The indictment says that on June 25, Wulft, who was living in Maryland, sent the following message to a user of a website called “tucows” in New York, which was allegedly targeted by the same cyberattack: “We need to be on top of your defense ASAP, because theres going to be a flood of the attack.

We have to protect the system, because if you dont youre going to go under, youre not going to survive.

I’m a lawyer, and I have to be very sure I have the right team.”

The FBI says Wulford is accused of sharing information on how to access and install a trojan known as “Cryptolocker” in a series known as the “Ransomware Family.”

That trojan is believed to have been used in the ransomware attacks against banks and other organizations around the world, including a series targeting U.S. banks and the New York City subway system.

According to the indictment, Wurlf shared instructions for installing the malware, which he allegedly downloaded from a website that has since been shut down.

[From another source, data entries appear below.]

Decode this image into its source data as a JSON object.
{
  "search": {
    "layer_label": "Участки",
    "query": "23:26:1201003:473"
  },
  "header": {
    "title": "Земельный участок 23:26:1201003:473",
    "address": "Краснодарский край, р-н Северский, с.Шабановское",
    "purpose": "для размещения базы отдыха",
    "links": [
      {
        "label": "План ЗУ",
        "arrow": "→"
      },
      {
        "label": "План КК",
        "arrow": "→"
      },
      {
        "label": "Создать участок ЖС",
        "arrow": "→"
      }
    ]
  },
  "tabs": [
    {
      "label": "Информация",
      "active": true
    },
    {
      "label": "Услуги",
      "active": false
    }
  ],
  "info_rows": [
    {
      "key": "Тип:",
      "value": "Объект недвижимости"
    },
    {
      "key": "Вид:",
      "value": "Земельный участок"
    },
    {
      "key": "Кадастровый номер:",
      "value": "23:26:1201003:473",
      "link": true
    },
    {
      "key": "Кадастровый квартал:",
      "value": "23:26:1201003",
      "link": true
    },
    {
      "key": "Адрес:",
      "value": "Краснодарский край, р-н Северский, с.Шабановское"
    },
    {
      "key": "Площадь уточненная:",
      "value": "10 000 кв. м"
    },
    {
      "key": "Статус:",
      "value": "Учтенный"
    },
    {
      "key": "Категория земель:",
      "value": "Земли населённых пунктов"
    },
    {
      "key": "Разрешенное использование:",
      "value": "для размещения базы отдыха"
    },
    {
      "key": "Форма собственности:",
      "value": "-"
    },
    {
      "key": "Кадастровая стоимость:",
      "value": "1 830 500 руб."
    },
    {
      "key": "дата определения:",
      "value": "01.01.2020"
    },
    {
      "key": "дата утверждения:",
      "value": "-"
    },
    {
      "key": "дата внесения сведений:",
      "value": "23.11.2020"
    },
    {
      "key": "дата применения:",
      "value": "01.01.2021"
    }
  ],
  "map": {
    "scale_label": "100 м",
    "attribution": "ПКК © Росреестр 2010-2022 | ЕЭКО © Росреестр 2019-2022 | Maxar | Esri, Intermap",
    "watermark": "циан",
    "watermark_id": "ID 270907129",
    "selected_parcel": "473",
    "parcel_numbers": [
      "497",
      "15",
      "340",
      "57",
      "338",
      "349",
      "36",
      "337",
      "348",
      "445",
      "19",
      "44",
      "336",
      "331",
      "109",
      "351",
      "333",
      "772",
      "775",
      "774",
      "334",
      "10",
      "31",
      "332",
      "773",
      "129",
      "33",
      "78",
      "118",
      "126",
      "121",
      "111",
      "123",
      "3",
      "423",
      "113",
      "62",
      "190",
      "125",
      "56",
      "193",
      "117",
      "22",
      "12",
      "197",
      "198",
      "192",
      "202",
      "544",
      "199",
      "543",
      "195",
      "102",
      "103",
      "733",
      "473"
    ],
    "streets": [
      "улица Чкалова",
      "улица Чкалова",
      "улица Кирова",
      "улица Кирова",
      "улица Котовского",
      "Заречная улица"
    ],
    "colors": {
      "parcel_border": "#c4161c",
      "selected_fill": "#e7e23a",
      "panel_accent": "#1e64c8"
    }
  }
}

The instructions included instructions to install a tool to automatically infect infected machines with the ransomware.

Wuillff also allegedly used the instructions to distribute the ransomware to “any other website, email, or social media account that he knew or suspected would be vulnerable to infection.”

The indictment said that Wulfeff also sent “multiple messages” on Twitter to victims of the ransomware, telling them “I’m here to kill you.

I love the internet.”

The indictment said he also used social media to spread “false and malicious” rumors about a “lone wolf” attack that would take place “without the help of a government.”

The indictments also say that Wulfff also posted a threat on Twitter that “may have been made by the FBI.”

The FBI said that “this individual’s actions and comments indicate that he was aware of the FBI’s cyber threat capabilities.”

The arrest came as the FBI launched a major campaign to tackle cyberattacks on the country’s financial system and its public-sector workers.

New security measures for Patriots, Falcons ahead of game

The Atlanta Falcons are using a new security strategy to deter criminals from using their team’s Twitter account to spread malicious code.

A team spokesman said Friday that they are using three security features to deter malicious code: 1.

 a)  installing a new “supercookbook” in every device and using it to verify every tweet, 2.

 creating a new account for every team member and sending each tweet a new password and the encrypted version of their account information to prove that the account was created for the right user, and 3.

the use of the new “virtual password” that is created on the team’s mobile app.

The company said they have also added a new verification process to every player’s account to ensure that he is using the correct email address.

Twitter is also cracking down on malicious behavior.

For example, Twitter said Thursday that it had stopped the use and sale of a bot that was used to spam Twitter users.

“Twitter is taking action to prevent this from happening again,” the company said.

We are working to fix the bot and remove the account, and are encouraging users to report suspicious accounts,” the tweet said.

Twitter also said it has banned more than 2,000 accounts in the past week.

More:Twitter will make additional changes to the way it alerts users when they have been affected by spam, it said in a blog post.

Follow AP Entertainment Writer Brian Murphy on Twitter at @brianmurphy and on Facebook at